TASK DIRECTIONS: Without the pictures, repeat the listing character for character.

RECORDS TO PROCESS:
━━━

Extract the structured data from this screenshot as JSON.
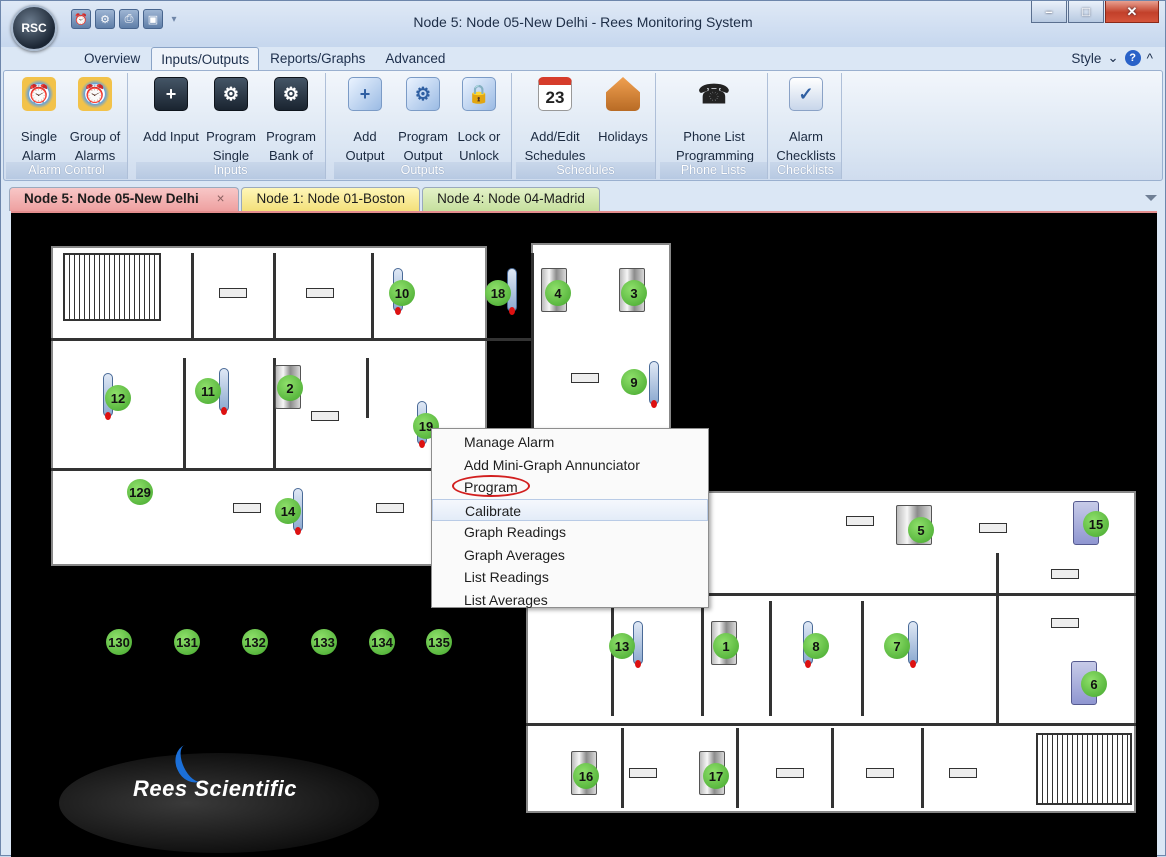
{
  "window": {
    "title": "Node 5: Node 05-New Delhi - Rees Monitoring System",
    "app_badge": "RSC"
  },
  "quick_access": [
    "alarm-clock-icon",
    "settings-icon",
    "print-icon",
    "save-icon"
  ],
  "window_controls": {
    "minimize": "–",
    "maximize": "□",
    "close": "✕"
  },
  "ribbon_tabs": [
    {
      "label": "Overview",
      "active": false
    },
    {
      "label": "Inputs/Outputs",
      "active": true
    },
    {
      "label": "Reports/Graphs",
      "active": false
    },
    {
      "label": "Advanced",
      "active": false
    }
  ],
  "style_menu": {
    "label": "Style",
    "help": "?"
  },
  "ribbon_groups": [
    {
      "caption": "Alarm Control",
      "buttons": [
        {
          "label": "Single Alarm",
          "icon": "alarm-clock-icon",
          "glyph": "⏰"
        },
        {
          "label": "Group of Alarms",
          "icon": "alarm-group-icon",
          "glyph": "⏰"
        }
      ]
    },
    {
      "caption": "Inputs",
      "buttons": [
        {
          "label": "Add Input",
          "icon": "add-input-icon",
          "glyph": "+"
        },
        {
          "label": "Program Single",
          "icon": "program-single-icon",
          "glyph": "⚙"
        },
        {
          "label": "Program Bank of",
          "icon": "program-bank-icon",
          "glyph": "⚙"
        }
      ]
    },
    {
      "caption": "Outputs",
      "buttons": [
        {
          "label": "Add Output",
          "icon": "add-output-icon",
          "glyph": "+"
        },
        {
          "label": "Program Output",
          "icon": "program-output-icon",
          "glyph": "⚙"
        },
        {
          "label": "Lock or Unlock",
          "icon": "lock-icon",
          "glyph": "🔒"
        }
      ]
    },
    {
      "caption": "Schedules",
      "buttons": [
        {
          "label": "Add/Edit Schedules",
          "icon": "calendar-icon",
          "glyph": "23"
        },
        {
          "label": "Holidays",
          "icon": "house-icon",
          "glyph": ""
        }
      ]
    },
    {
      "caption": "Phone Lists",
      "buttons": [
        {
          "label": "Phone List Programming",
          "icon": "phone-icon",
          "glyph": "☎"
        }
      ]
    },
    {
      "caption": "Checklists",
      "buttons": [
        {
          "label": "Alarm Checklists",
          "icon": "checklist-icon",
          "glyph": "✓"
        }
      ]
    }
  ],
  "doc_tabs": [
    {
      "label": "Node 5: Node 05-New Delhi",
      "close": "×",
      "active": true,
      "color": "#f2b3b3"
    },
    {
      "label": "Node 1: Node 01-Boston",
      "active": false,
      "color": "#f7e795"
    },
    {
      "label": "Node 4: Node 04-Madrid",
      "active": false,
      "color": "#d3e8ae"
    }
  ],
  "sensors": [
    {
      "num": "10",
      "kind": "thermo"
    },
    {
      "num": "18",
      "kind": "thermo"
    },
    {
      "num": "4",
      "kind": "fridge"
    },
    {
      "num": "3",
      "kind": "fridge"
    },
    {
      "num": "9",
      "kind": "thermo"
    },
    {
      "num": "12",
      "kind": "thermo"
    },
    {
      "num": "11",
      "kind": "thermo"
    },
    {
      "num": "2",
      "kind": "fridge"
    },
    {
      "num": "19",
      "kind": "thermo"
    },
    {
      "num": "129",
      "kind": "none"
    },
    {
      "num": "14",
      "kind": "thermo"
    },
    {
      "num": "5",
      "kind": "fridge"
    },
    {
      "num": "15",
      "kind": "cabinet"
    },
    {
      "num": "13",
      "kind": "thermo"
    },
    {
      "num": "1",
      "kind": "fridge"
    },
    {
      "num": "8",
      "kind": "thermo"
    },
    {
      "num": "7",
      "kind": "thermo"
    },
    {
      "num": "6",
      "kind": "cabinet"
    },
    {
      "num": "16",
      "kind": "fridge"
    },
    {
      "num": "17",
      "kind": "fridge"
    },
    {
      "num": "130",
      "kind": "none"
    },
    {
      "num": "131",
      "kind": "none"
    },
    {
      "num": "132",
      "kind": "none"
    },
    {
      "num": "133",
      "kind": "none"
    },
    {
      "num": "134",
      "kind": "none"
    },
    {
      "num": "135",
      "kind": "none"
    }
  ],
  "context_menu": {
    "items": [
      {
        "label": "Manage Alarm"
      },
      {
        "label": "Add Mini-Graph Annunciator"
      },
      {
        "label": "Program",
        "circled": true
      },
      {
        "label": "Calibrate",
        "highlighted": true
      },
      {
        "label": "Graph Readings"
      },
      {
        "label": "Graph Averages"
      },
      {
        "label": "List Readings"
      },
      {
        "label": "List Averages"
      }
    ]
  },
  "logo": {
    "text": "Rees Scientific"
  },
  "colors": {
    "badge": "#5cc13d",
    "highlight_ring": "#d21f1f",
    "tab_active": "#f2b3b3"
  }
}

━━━

RESULT OF THIS EXERCISE:
Extract the structured data from this screenshot as JSON.
{
  "window": {
    "title": "Node 5: Node 05-New Delhi - Rees Monitoring System",
    "app_badge": "RSC"
  },
  "quick_access": [
    "alarm-clock-icon",
    "settings-icon",
    "print-icon",
    "save-icon"
  ],
  "window_controls": {
    "minimize": "–",
    "maximize": "□",
    "close": "✕"
  },
  "ribbon_tabs": [
    {
      "label": "Overview",
      "active": false
    },
    {
      "label": "Inputs/Outputs",
      "active": true
    },
    {
      "label": "Reports/Graphs",
      "active": false
    },
    {
      "label": "Advanced",
      "active": false
    }
  ],
  "style_menu": {
    "label": "Style",
    "help": "?"
  },
  "ribbon_groups": [
    {
      "caption": "Alarm Control",
      "buttons": [
        {
          "label": "Single Alarm",
          "icon": "alarm-clock-icon",
          "glyph": "⏰"
        },
        {
          "label": "Group of Alarms",
          "icon": "alarm-group-icon",
          "glyph": "⏰"
        }
      ]
    },
    {
      "caption": "Inputs",
      "buttons": [
        {
          "label": "Add Input",
          "icon": "add-input-icon",
          "glyph": "+"
        },
        {
          "label": "Program Single",
          "icon": "program-single-icon",
          "glyph": "⚙"
        },
        {
          "label": "Program Bank of",
          "icon": "program-bank-icon",
          "glyph": "⚙"
        }
      ]
    },
    {
      "caption": "Outputs",
      "buttons": [
        {
          "label": "Add Output",
          "icon": "add-output-icon",
          "glyph": "+"
        },
        {
          "label": "Program Output",
          "icon": "program-output-icon",
          "glyph": "⚙"
        },
        {
          "label": "Lock or Unlock",
          "icon": "lock-icon",
          "glyph": "🔒"
        }
      ]
    },
    {
      "caption": "Schedules",
      "buttons": [
        {
          "label": "Add/Edit Schedules",
          "icon": "calendar-icon",
          "glyph": "23"
        },
        {
          "label": "Holidays",
          "icon": "house-icon",
          "glyph": ""
        }
      ]
    },
    {
      "caption": "Phone Lists",
      "buttons": [
        {
          "label": "Phone List Programming",
          "icon": "phone-icon",
          "glyph": "☎"
        }
      ]
    },
    {
      "caption": "Checklists",
      "buttons": [
        {
          "label": "Alarm Checklists",
          "icon": "checklist-icon",
          "glyph": "✓"
        }
      ]
    }
  ],
  "doc_tabs": [
    {
      "label": "Node 5: Node 05-New Delhi",
      "close": "×",
      "active": true,
      "color": "#f2b3b3"
    },
    {
      "label": "Node 1: Node 01-Boston",
      "active": false,
      "color": "#f7e795"
    },
    {
      "label": "Node 4: Node 04-Madrid",
      "active": false,
      "color": "#d3e8ae"
    }
  ],
  "sensors": [
    {
      "num": "10",
      "kind": "thermo"
    },
    {
      "num": "18",
      "kind": "thermo"
    },
    {
      "num": "4",
      "kind": "fridge"
    },
    {
      "num": "3",
      "kind": "fridge"
    },
    {
      "num": "9",
      "kind": "thermo"
    },
    {
      "num": "12",
      "kind": "thermo"
    },
    {
      "num": "11",
      "kind": "thermo"
    },
    {
      "num": "2",
      "kind": "fridge"
    },
    {
      "num": "19",
      "kind": "thermo"
    },
    {
      "num": "129",
      "kind": "none"
    },
    {
      "num": "14",
      "kind": "thermo"
    },
    {
      "num": "5",
      "kind": "fridge"
    },
    {
      "num": "15",
      "kind": "cabinet"
    },
    {
      "num": "13",
      "kind": "thermo"
    },
    {
      "num": "1",
      "kind": "fridge"
    },
    {
      "num": "8",
      "kind": "thermo"
    },
    {
      "num": "7",
      "kind": "thermo"
    },
    {
      "num": "6",
      "kind": "cabinet"
    },
    {
      "num": "16",
      "kind": "fridge"
    },
    {
      "num": "17",
      "kind": "fridge"
    },
    {
      "num": "130",
      "kind": "none"
    },
    {
      "num": "131",
      "kind": "none"
    },
    {
      "num": "132",
      "kind": "none"
    },
    {
      "num": "133",
      "kind": "none"
    },
    {
      "num": "134",
      "kind": "none"
    },
    {
      "num": "135",
      "kind": "none"
    }
  ],
  "context_menu": {
    "items": [
      {
        "label": "Manage Alarm"
      },
      {
        "label": "Add Mini-Graph Annunciator"
      },
      {
        "label": "Program",
        "circled": true
      },
      {
        "label": "Calibrate",
        "highlighted": true
      },
      {
        "label": "Graph Readings"
      },
      {
        "label": "Graph Averages"
      },
      {
        "label": "List Readings"
      },
      {
        "label": "List Averages"
      }
    ]
  },
  "logo": {
    "text": "Rees Scientific"
  },
  "colors": {
    "badge": "#5cc13d",
    "highlight_ring": "#d21f1f",
    "tab_active": "#f2b3b3"
  }
}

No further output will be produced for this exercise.